How does obesity cause cancer – the science behind the warnings

Feet on a weighing scale

Dr Giotra MitrouDr Panagiota Mitrou is Director of Research Funding & Science External Relations at World Cancer Research Fund International.

We live in a society where excess weight is becoming more and more the social norm – even though our own evidence has shown that being overweight or obese can have drastic health consequences. Too few people still do not know that being overweight or obese increases the risk of 11 cancers, including some of the most common such as breast, prostate and bowel.

So, maybe the question we need to be asking is why does the body respond negatively to excess body fat?

A key thing to understand is that fat cells change the environment inside the body. They release a range of chemicals that can make cells near them act differently leading to cells potentially becoming cancerous. This process happens in various ways in different parts of the body, leading to different types of cancer developing. We don’t yet know all the biological mechanisms that are responsible for obesity increasing cancer risk, but there are 3 main explanations that underpin the process.

Inflammatory response

When there is a large collection of fat cells, immune system cells gather around the fat cells to ‘tidy up’ the area around them. This is known as an inflammatory response. However, when immune cells do this, they also release chemicals known as cytokines. Cytokines can encourage cells to divide more rapidly than they die off, this build up of cells can lead to cancer growth. This is one of the main theories of how body fat can lead to cancer, but more research is needed to fully understand how this process works.

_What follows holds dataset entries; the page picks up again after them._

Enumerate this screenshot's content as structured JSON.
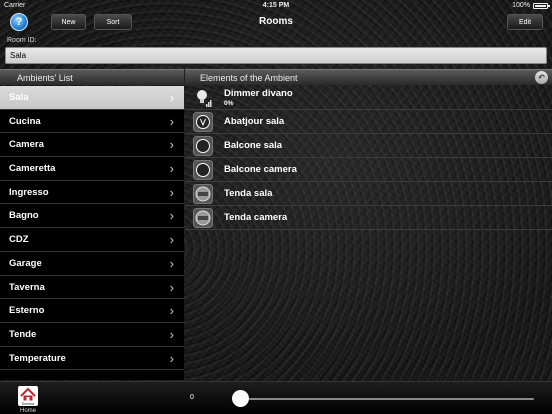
{
  "status_bar": {
    "carrier": "Carrier",
    "time": "4:15 PM",
    "battery": "100%"
  },
  "nav": {
    "title": "Rooms",
    "help_label": "?",
    "new_label": "New",
    "sort_label": "Sort",
    "edit_label": "Edit"
  },
  "room_id": {
    "label": "Room ID:",
    "value": "Sala"
  },
  "headers": {
    "ambients": "Ambients' List",
    "elements": "Elements of the Ambient"
  },
  "ambients": [
    {
      "label": "Sala",
      "selected": true
    },
    {
      "label": "Cucina"
    },
    {
      "label": "Camera"
    },
    {
      "label": "Cameretta"
    },
    {
      "label": "Ingresso"
    },
    {
      "label": "Bagno"
    },
    {
      "label": "CDZ"
    },
    {
      "label": "Garage"
    },
    {
      "label": "Taverna"
    },
    {
      "label": "Esterno"
    },
    {
      "label": "Tende"
    },
    {
      "label": "Temperature"
    }
  ],
  "elements": [
    {
      "name": "Dimmer divano",
      "sub": "0%",
      "icon": "dimmer-bulb-icon"
    },
    {
      "name": "Abatjour sala",
      "icon": "power-button-icon"
    },
    {
      "name": "Balcone sala",
      "icon": "circle-button-icon"
    },
    {
      "name": "Balcone camera",
      "icon": "circle-button-icon"
    },
    {
      "name": "Tenda sala",
      "icon": "stop-button-icon"
    },
    {
      "name": "Tenda camera",
      "icon": "stop-button-icon"
    }
  ],
  "bottom": {
    "home_label": "Home",
    "home_icon_text": "Domina",
    "slider_value": "0"
  },
  "colors": {
    "help_blue": "#2e86d8",
    "selected_row": "#d0d0d0"
  }
}
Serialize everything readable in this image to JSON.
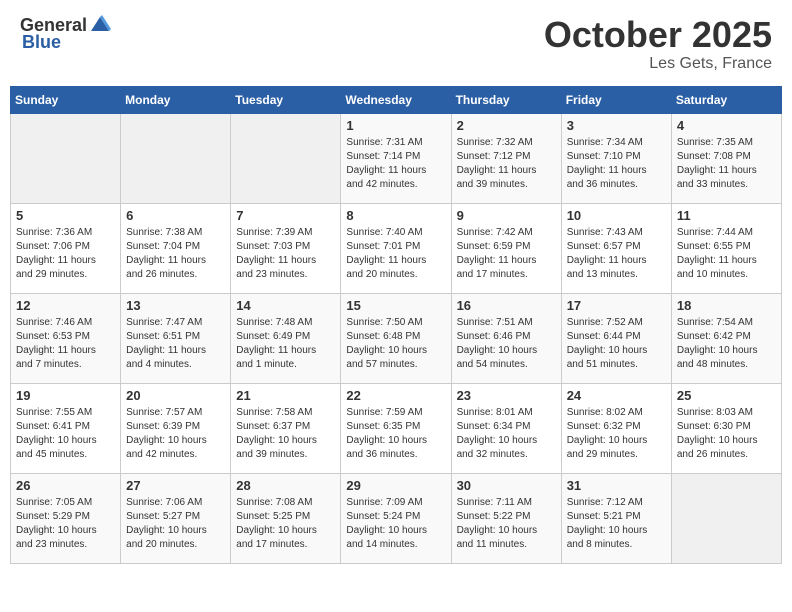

Fat cells release significant amounts of oestrogen and the more fat cells you have, the more oestrogen will be released. Oestrogen can cause cells in the womb and breasts, which are particularly sensitive to oestrogen, to divide uncontrollably – this process can cause cancer to form. This explains why women who have post-menopausal breast cancer and womb cancer often have higher levels of oestrogen.


The hormone insulin is an important part of how the body uses energy from food. Overweight and obese people often have increased levels of insulin in their blood. This is because excess body fat leaves the cells increasingly resistant to the effects of insulin, so-called ‘insulin resistance’, and then the pancreas is forced to make more insulin to try and compensate, this is known as ‘hyperinsulinemia’. Insulin resistance and hyperinsulinemia over a period of time can affect the levels of growth factors, which are a green light signal for cells to divide. Both insulin and these growth factors encourage uncontrolled cell division and promote the development of cancer.

Research around the ‘why’ of cancer and obesity is still in its infancy and we have only recently started to better understand the reasons behind how excess fat can lead to cancer. It is only with more research into this area that we will be able to fully understand the dangerous role that being overweight or obese plays in cancer.

World Cancer Research Fund has identified which cancers are linked to obesity through its Continuous Update Project and is now working on a method to help scientists improve their understanding of mechanisms, which will give us vital knowledge of how lifestyle factors affect our cancer risk.